Progress report

Sunday, March 20th, 2011

It’s been a staggered effort with unseasonal wet – very wet – weather putting a stop to building several times over the past 2 weeks.

The rain is not all bad, the huge planting effort we made this time last year is clearly evident in the woodlot with many of those trees now over a metre tall and growing strong. We now have half of the power room walls in place and were going to pour another layer yesterday when another rain system set in and washed out the rest of the day.

Good news is all the bugs are looking to be worked out of the mould system. The major issue we have left is the vegetable oil when left for more than a day is going tacky and causing the skin of the poured blocks to come away when the moulds are stripped down. We are trialling the next layer with motor oil, which is thicker and “slicker” than the veg oil and will hopefully allow a clean release of the shutters from the set blocks.

A secondary issue is with filling the voids as subsequent layers are poured. These are shrinking considerably with minor cracking, and while consistent they do not “look right”. There should be enough depth to be able to apply a render coat in these areas and for consistency sake I’ll do the lot with one batch once the walls are up.

Photos to come this week. We literally have been carrying so much stuff in the truck and trailer to store in the neighbours’ sheds it’s come down to camera or food/water for the remaining space.

Update on costs

Sunday, March 20th, 2011
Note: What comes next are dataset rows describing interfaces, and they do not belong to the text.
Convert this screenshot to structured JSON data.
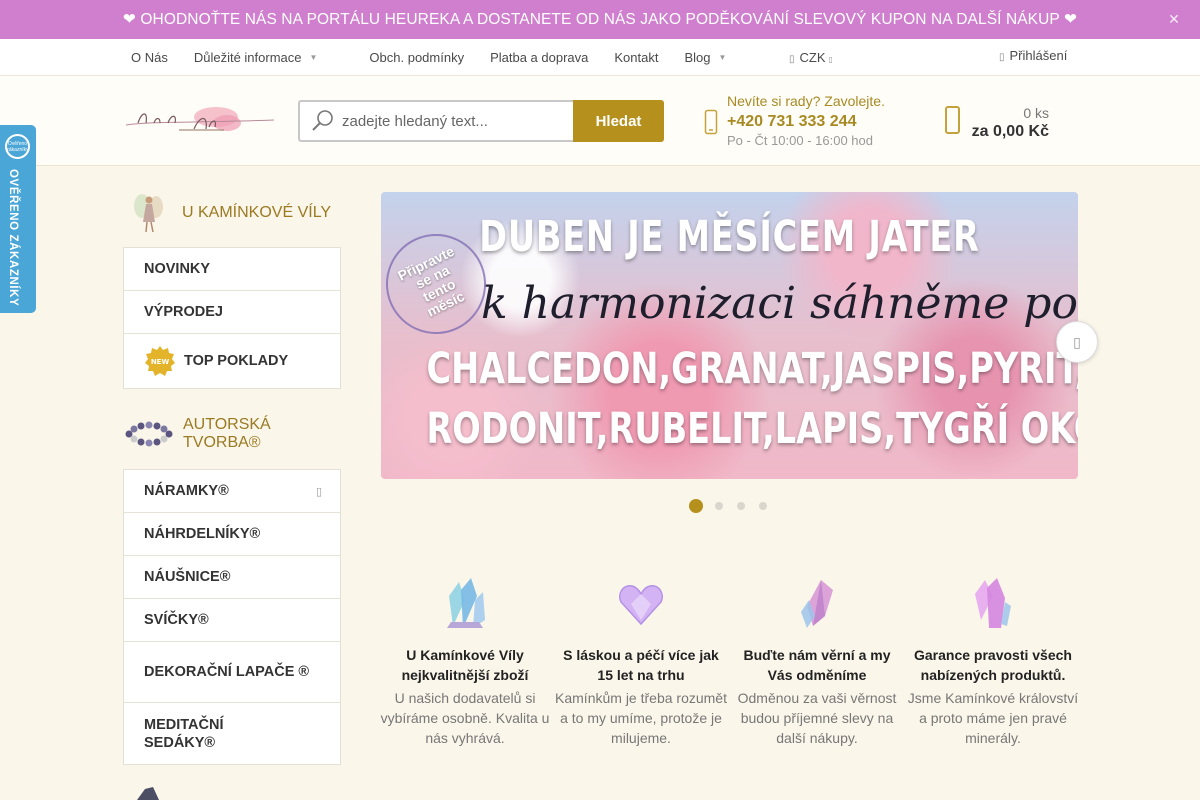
{
  "promo": {
    "text": "❤ OHODNOŤTE NÁS NA PORTÁLU HEUREKA A DOSTANETE OD NÁS JAKO PODĚKOVÁNÍ SLEVOVÝ KUPON NA DALŠÍ NÁKUP ❤"
  },
  "nav": {
    "links": [
      "O Nás",
      "Důležité informace",
      "Obch. podmínky",
      "Platba a doprava",
      "Kontakt",
      "Blog"
    ],
    "currency": "CZK",
    "login": "Přihlášení"
  },
  "search": {
    "placeholder": "zadejte hledaný text...",
    "button": "Hledat"
  },
  "help": {
    "question": "Nevíte si rady? Zavolejte.",
    "phone": "+420 731 333 244",
    "hours": "Po - Čt 10:00 - 16:00 hod"
  },
  "cart": {
    "count": "0 ks",
    "total": "za 0,00 Kč"
  },
  "verified": {
    "text": "OVĚŘENO ZÁKAZNÍKY",
    "badge": "Ověřeno zákazníky"
  },
  "sidebar": {
    "section1_title": "U KAMÍNKOVÉ VÍLY",
    "section1_items": [
      "NOVINKY",
      "VÝPRODEJ",
      "TOP POKLADY"
    ],
    "new_badge": "NEW",
    "section2_title_line1": "AUTORSKÁ",
    "section2_title_line2": "TVORBA®",
    "section2_items": [
      "NÁRAMKY®",
      "NÁHRDELNÍKY®",
      "NÁUŠNICE®",
      "SVÍČKY®",
      "DEKORAČNÍ LAPAČE ®",
      "MEDITAČNÍ SEDÁKY®"
    ]
  },
  "banner": {
    "line1": "DUBEN JE MĚSÍCEM JATER",
    "line2": "k harmonizaci sáhněme po",
    "line3": "CHALCEDON,GRANAT,JASPIS,PYRIT,RUBÍN",
    "line4": "RODONIT,RUBELIT,LAPIS,TYGŘÍ OKO,OLIVÍN",
    "stamp": "Připravte se na tento měsíc",
    "slides": 4,
    "active_slide": 1
  },
  "features": [
    {
      "title": "U Kamínkové Víly nejkvalitnější zboží",
      "desc": "U našich dodavatelů si vybíráme osobně. Kvalita u nás vyhrává.",
      "color": "#7fc7d9"
    },
    {
      "title": "S láskou a péčí více jak 15 let na trhu",
      "desc": "Kamínkům je třeba rozumět a to my umíme, protože je milujeme.",
      "color": "#c79be6"
    },
    {
      "title": "Buďte nám věrní a my Vás odměníme",
      "desc": "Odměnou za vaši věrnost budou příjemné slevy na další nákupy.",
      "color": "#d38fc7"
    },
    {
      "title": "Garance pravosti všech nabízených produktů.",
      "desc": "Jsme Kamínkové království a proto máme jen pravé minerály.",
      "color": "#d59ae0"
    }
  ],
  "colors": {
    "accent": "#b6901c",
    "promo": "#cf7fce",
    "verified": "#49a6d6"
  }
}
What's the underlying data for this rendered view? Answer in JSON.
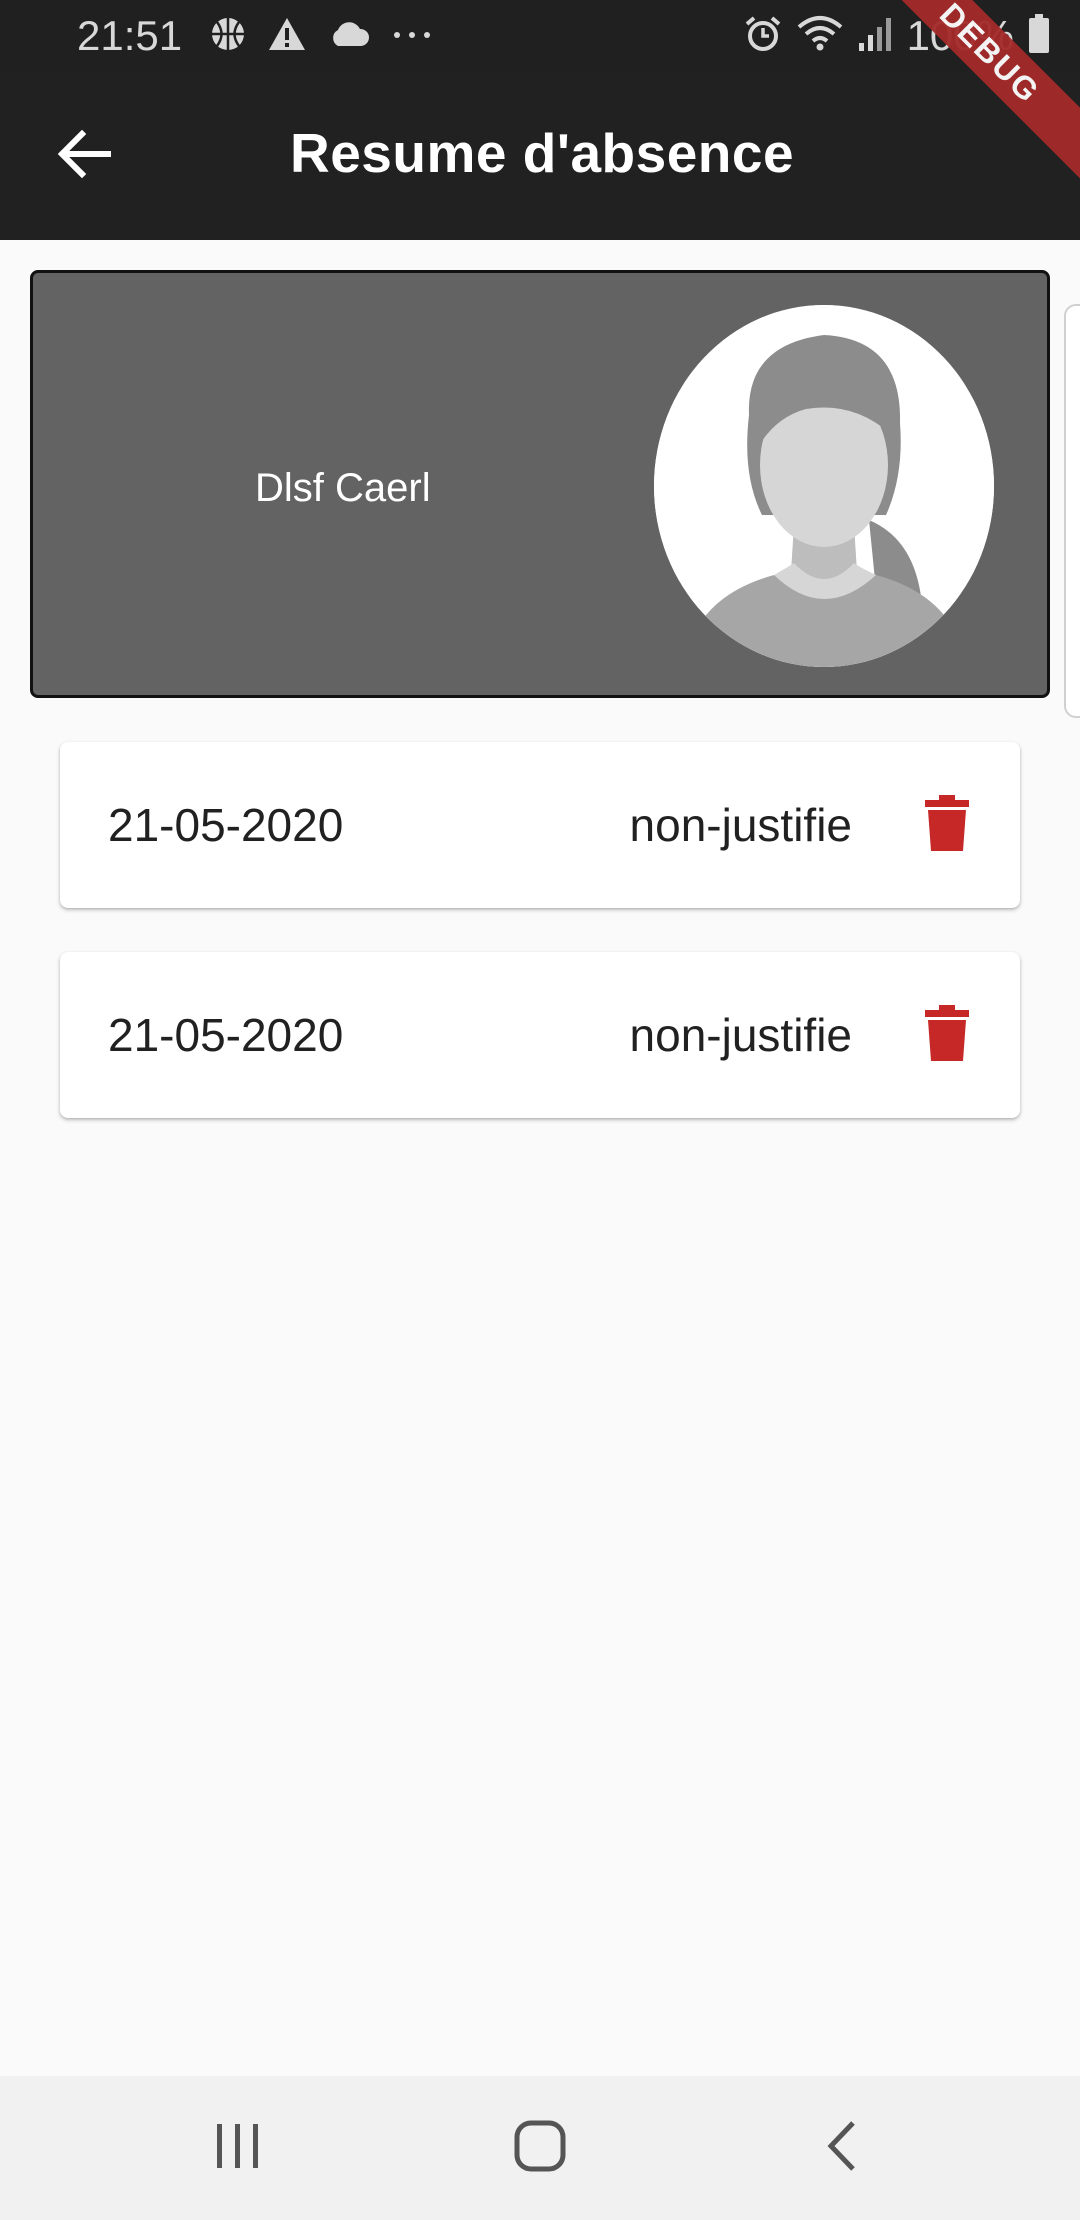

United Fasteners sold me some 100mm high tensile m10 bolts – $146.90

Total project spend is now at $287,907.04
House only is now $73,954.54
Cost per square metre is now $256.79

Technique refined

Wednesday, March 2nd, 2011

It’s taken a while with sickness and weather interfering with the schedule somewhat. One thing has become apparent and that is I need to leave the blocks set for 2 days before removing the molds. Overnight temps on the block are close to freezing already and this is slowing the cure of the earthen concrete.

Here are some shots of the dried blocks. You can see the cracking has developed in those that were too wet (first photo), however those that were not showing any cracking have not developed any so far. The look of the blocks with the defects as in the third pic are growing on me, I’m thinking so long as the finish is consistent it won’t matter if they are all dead flat or have those airpockets dispersed across the faces. When I pour the second layer I will attempt to fill some of these holes and see how that looks once set so we can fill any pockets that are too large and visually unappealing.

Being remote has its’ own issues, and as you can see from my trailer the amount of tooling and materials you need to carry is staggering. Second pic shows the shutters set to do the second layer. The third highlights again how being well prepared saves the day as I need to rethread this nut clogged with weld dags.

Last two shots show the void clamps and how they are used to allow filling of the gaps between the blocks.